## TASK INSTRUCTIONS
Every line in the listing that holds "JSON" counts once; state the total and nothing more.

=== Section Start ===

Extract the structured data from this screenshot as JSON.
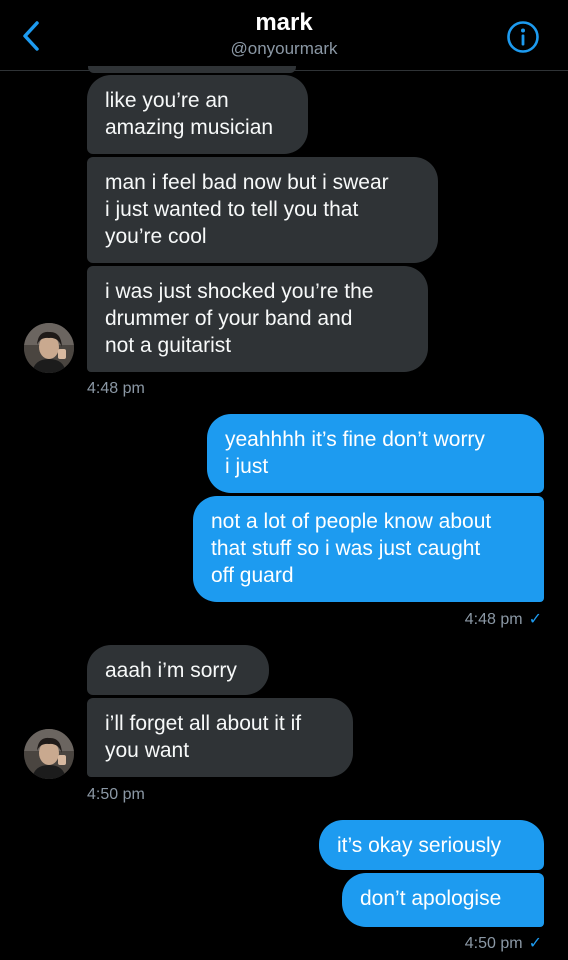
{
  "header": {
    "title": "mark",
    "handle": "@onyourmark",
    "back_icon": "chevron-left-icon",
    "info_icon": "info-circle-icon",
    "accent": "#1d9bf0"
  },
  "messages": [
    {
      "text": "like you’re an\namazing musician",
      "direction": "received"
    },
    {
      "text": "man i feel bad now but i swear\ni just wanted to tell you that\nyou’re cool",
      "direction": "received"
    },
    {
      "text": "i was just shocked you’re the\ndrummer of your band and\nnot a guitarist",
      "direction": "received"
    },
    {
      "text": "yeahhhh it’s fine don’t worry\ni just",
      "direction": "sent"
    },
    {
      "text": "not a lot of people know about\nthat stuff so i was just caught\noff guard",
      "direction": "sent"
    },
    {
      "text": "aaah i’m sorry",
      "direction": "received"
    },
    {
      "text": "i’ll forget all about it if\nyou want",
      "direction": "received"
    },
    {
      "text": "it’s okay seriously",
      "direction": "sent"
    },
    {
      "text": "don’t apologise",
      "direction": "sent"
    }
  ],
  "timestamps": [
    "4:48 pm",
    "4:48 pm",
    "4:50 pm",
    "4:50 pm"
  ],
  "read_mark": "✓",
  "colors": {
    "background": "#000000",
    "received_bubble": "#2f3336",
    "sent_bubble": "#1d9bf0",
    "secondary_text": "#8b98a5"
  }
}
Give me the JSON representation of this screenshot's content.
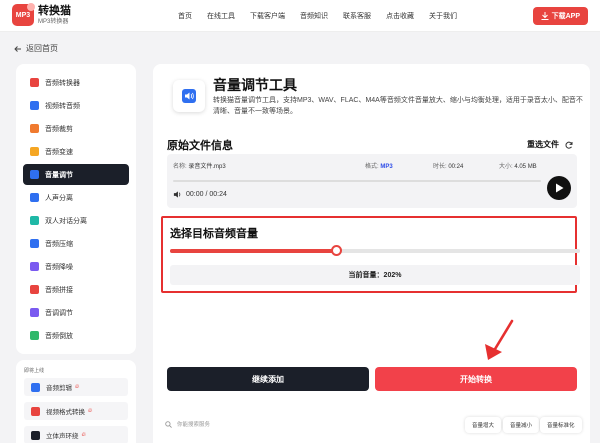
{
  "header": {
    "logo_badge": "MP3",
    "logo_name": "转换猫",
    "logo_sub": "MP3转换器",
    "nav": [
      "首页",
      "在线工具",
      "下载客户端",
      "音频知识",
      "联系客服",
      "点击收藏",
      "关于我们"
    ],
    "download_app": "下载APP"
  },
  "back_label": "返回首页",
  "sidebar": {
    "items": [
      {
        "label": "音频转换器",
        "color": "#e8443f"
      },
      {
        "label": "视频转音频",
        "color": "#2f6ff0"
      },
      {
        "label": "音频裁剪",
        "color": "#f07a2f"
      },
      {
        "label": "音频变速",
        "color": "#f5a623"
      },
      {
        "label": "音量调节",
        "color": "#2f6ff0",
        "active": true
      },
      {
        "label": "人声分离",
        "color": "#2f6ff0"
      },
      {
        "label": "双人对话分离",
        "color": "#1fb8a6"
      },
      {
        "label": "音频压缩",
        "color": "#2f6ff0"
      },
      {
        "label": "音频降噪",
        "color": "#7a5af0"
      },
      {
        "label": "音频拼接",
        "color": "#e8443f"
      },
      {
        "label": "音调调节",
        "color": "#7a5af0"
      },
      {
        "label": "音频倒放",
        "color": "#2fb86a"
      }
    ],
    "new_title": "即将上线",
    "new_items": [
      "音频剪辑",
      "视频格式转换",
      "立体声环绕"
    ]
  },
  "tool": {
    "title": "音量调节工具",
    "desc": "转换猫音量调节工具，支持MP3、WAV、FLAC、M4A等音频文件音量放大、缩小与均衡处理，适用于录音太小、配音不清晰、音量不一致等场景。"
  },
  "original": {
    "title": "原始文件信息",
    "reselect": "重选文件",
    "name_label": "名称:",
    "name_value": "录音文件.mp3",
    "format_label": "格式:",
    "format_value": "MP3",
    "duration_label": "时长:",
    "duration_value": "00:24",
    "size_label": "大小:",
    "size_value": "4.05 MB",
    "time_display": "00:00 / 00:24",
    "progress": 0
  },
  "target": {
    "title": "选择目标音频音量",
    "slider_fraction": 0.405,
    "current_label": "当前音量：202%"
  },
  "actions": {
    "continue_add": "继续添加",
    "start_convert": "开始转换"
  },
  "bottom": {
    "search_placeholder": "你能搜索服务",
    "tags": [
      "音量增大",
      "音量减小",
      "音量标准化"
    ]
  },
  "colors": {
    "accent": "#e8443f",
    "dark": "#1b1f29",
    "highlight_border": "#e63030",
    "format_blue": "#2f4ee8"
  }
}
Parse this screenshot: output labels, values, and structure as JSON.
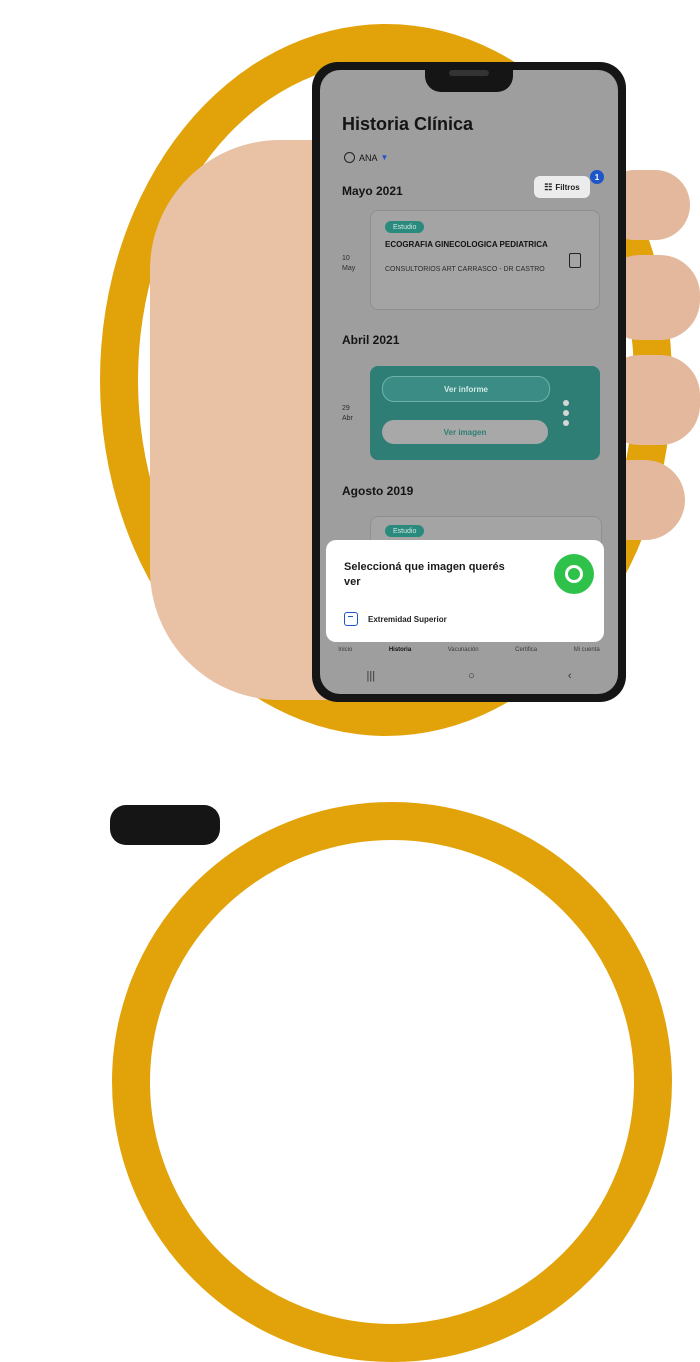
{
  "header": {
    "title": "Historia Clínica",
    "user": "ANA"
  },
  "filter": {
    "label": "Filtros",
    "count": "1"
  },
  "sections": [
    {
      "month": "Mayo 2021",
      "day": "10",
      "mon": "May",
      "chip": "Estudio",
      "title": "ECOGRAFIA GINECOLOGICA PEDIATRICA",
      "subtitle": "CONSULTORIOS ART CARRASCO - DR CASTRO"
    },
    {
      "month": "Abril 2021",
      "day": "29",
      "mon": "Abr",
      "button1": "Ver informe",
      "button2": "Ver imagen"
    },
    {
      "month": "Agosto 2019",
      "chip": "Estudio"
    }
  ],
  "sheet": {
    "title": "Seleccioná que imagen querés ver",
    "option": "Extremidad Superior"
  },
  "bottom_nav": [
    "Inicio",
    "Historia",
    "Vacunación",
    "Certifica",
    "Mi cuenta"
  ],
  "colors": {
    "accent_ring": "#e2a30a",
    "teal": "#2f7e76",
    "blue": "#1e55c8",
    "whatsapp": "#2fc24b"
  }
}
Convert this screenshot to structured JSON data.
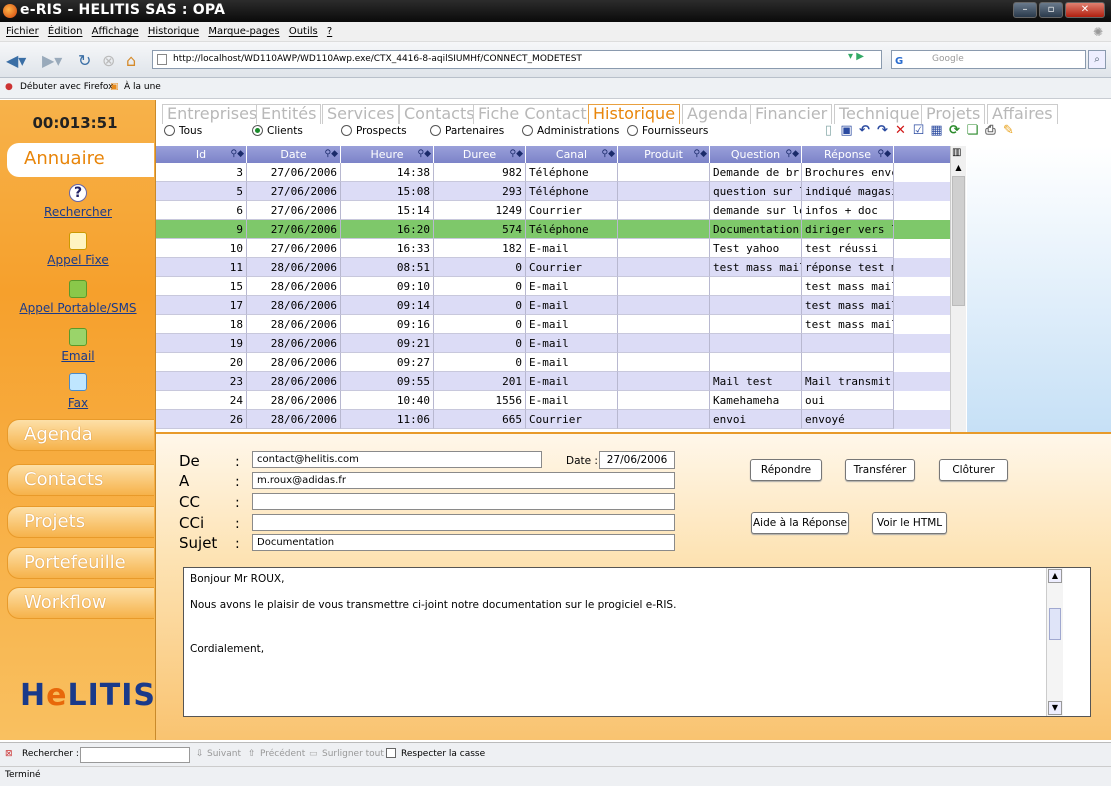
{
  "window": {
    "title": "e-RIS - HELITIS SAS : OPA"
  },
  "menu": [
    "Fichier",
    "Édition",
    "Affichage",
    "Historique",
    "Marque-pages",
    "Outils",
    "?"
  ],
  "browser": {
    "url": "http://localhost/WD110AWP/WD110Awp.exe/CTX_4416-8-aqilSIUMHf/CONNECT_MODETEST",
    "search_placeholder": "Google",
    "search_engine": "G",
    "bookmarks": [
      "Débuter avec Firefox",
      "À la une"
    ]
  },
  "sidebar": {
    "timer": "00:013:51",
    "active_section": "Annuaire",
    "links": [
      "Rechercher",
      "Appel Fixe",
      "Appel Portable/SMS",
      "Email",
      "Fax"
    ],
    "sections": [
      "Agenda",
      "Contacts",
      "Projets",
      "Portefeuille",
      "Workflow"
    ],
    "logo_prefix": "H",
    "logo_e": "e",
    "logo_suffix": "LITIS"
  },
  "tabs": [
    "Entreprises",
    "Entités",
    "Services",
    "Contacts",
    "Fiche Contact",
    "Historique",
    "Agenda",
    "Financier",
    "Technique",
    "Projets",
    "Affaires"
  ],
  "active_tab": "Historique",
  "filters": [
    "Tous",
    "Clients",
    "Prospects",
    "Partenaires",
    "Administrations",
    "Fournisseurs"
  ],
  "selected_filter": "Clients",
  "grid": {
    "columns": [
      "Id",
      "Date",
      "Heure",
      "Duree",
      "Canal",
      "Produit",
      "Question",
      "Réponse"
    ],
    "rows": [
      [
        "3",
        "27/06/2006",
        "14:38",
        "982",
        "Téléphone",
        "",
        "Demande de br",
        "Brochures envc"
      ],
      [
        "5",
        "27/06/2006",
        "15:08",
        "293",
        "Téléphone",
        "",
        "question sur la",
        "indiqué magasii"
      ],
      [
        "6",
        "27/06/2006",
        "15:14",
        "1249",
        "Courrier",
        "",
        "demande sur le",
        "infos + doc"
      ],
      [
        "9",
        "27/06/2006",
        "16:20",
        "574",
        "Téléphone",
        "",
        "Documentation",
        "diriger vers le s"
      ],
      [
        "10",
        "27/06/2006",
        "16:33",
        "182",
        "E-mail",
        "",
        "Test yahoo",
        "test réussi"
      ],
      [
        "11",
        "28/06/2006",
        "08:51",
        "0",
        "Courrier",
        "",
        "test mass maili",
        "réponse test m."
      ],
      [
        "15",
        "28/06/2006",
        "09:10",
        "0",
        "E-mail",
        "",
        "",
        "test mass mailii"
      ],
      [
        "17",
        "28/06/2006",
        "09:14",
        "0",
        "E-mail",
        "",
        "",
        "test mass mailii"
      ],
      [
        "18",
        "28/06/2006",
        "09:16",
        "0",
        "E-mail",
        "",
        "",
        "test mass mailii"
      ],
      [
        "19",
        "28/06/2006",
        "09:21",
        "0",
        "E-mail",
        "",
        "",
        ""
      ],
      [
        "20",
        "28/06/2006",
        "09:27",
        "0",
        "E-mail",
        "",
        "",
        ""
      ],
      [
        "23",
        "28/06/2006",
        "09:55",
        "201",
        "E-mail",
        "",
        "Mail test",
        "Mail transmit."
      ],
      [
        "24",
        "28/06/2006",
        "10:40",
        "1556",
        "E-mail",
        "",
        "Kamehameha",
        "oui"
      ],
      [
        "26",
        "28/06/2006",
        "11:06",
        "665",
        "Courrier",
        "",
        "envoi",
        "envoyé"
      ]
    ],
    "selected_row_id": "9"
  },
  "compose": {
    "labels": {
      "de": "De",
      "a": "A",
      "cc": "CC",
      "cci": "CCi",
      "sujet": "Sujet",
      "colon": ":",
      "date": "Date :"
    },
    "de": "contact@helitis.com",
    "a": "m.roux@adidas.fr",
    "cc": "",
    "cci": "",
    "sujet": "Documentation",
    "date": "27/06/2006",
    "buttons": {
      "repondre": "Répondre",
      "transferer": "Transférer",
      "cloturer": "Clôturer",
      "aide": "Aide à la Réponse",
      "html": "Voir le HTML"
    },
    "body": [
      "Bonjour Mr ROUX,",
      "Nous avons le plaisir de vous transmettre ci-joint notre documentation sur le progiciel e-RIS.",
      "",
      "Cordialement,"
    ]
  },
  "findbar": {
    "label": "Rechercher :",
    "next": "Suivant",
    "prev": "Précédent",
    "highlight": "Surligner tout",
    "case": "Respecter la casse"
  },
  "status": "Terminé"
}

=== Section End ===

## TASK ANSWER
4